The required output is every record, written out exactly.

Dataset items

---

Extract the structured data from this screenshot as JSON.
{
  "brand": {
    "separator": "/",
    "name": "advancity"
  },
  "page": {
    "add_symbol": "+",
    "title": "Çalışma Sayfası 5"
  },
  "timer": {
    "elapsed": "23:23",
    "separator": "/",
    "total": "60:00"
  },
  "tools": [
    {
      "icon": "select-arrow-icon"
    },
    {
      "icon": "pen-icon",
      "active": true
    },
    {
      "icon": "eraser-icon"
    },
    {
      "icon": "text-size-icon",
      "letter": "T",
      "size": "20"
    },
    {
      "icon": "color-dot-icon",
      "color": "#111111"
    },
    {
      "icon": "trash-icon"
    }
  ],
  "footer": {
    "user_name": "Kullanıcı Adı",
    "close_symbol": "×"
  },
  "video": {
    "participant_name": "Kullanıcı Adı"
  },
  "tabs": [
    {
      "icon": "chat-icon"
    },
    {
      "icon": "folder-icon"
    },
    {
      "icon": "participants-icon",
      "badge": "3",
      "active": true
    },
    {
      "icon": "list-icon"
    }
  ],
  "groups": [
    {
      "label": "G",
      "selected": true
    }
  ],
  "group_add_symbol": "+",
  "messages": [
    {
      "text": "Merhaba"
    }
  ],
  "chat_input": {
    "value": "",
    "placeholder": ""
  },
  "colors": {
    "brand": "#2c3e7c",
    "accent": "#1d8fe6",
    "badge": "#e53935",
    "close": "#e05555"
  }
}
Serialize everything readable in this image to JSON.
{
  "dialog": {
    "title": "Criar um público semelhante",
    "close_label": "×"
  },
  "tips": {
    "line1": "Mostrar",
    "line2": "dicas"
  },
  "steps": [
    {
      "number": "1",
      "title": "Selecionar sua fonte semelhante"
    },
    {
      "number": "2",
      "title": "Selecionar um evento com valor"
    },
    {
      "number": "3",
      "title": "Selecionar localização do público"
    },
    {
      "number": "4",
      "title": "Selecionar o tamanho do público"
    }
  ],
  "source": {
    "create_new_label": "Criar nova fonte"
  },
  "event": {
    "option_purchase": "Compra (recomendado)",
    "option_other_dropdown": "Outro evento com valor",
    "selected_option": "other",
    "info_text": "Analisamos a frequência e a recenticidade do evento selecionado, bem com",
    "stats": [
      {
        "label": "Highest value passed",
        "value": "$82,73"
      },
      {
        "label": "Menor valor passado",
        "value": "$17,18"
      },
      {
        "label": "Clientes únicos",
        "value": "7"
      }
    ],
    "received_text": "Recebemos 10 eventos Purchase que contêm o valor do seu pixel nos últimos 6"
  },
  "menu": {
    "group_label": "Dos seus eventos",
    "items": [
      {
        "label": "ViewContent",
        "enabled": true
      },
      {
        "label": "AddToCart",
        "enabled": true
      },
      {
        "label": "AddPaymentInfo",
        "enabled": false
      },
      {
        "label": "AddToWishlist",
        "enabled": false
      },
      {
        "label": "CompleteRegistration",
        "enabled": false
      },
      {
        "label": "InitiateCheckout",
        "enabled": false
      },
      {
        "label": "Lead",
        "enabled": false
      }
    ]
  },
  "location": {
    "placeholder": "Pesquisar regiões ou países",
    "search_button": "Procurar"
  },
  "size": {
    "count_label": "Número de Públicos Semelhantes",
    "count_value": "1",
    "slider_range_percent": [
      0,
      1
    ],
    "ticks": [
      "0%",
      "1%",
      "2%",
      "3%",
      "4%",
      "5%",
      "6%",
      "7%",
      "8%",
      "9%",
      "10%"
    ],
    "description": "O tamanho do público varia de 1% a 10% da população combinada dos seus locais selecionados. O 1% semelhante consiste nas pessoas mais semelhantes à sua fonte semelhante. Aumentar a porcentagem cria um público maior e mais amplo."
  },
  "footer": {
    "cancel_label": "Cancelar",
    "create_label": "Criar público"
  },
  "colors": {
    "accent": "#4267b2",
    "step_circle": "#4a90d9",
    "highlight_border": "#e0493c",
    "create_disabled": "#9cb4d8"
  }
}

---

TASK ANSWER:
Extract the structured data from this screenshot as JSON.
{
  "brand": {
    "separator": "/",
    "name": "advancity"
  },
  "page": {
    "add_symbol": "+",
    "title": "Çalışma Sayfası 5"
  },
  "timer": {
    "elapsed": "23:23",
    "separator": "/",
    "total": "60:00"
  },
  "tools": [
    {
      "icon": "select-arrow-icon"
    },
    {
      "icon": "pen-icon",
      "active": true
    },
    {
      "icon": "eraser-icon"
    },
    {
      "icon": "text-size-icon",
      "letter": "T",
      "size": "20"
    },
    {
      "icon": "color-dot-icon",
      "color": "#111111"
    },
    {
      "icon": "trash-icon"
    }
  ],
  "footer": {
    "user_name": "Kullanıcı Adı",
    "close_symbol": "×"
  },
  "video": {
    "participant_name": "Kullanıcı Adı"
  },
  "tabs": [
    {
      "icon": "chat-icon"
    },
    {
      "icon": "folder-icon"
    },
    {
      "icon": "participants-icon",
      "badge": "3",
      "active": true
    },
    {
      "icon": "list-icon"
    }
  ],
  "groups": [
    {
      "label": "G",
      "selected": true
    }
  ],
  "group_add_symbol": "+",
  "messages": [
    {
      "text": "Merhaba"
    }
  ],
  "chat_input": {
    "value": "",
    "placeholder": ""
  },
  "colors": {
    "brand": "#2c3e7c",
    "accent": "#1d8fe6",
    "badge": "#e53935",
    "close": "#e05555"
  }
}
Serialize everything readable in this image to JSON.
{
  "dialog": {
    "title": "Criar um público semelhante",
    "close_label": "×"
  },
  "tips": {
    "line1": "Mostrar",
    "line2": "dicas"
  },
  "steps": [
    {
      "number": "1",
      "title": "Selecionar sua fonte semelhante"
    },
    {
      "number": "2",
      "title": "Selecionar um evento com valor"
    },
    {
      "number": "3",
      "title": "Selecionar localização do público"
    },
    {
      "number": "4",
      "title": "Selecionar o tamanho do público"
    }
  ],
  "source": {
    "create_new_label": "Criar nova fonte"
  },
  "event": {
    "option_purchase": "Compra (recomendado)",
    "option_other_dropdown": "Outro evento com valor",
    "selected_option": "other",
    "info_text": "Analisamos a frequência e a recenticidade do evento selecionado, bem com",
    "stats": [
      {
        "label": "Highest value passed",
        "value": "$82,73"
      },
      {
        "label": "Menor valor passado",
        "value": "$17,18"
      },
      {
        "label": "Clientes únicos",
        "value": "7"
      }
    ],
    "received_text": "Recebemos 10 eventos Purchase que contêm o valor do seu pixel nos últimos 6"
  },
  "menu": {
    "group_label": "Dos seus eventos",
    "items": [
      {
        "label": "ViewContent",
        "enabled": true
      },
      {
        "label": "AddToCart",
        "enabled": true
      },
      {
        "label": "AddPaymentInfo",
        "enabled": false
      },
      {
        "label": "AddToWishlist",
        "enabled": false
      },
      {
        "label": "CompleteRegistration",
        "enabled": false
      },
      {
        "label": "InitiateCheckout",
        "enabled": false
      },
      {
        "label": "Lead",
        "enabled": false
      }
    ]
  },
  "location": {
    "placeholder": "Pesquisar regiões ou países",
    "search_button": "Procurar"
  },
  "size": {
    "count_label": "Número de Públicos Semelhantes",
    "count_value": "1",
    "slider_range_percent": [
      0,
      1
    ],
    "ticks": [
      "0%",
      "1%",
      "2%",
      "3%",
      "4%",
      "5%",
      "6%",
      "7%",
      "8%",
      "9%",
      "10%"
    ],
    "description": "O tamanho do público varia de 1% a 10% da população combinada dos seus locais selecionados. O 1% semelhante consiste nas pessoas mais semelhantes à sua fonte semelhante. Aumentar a porcentagem cria um público maior e mais amplo."
  },
  "footer": {
    "cancel_label": "Cancelar",
    "create_label": "Criar público"
  },
  "colors": {
    "accent": "#4267b2",
    "step_circle": "#4a90d9",
    "highlight_border": "#e0493c",
    "create_disabled": "#9cb4d8"
  }
}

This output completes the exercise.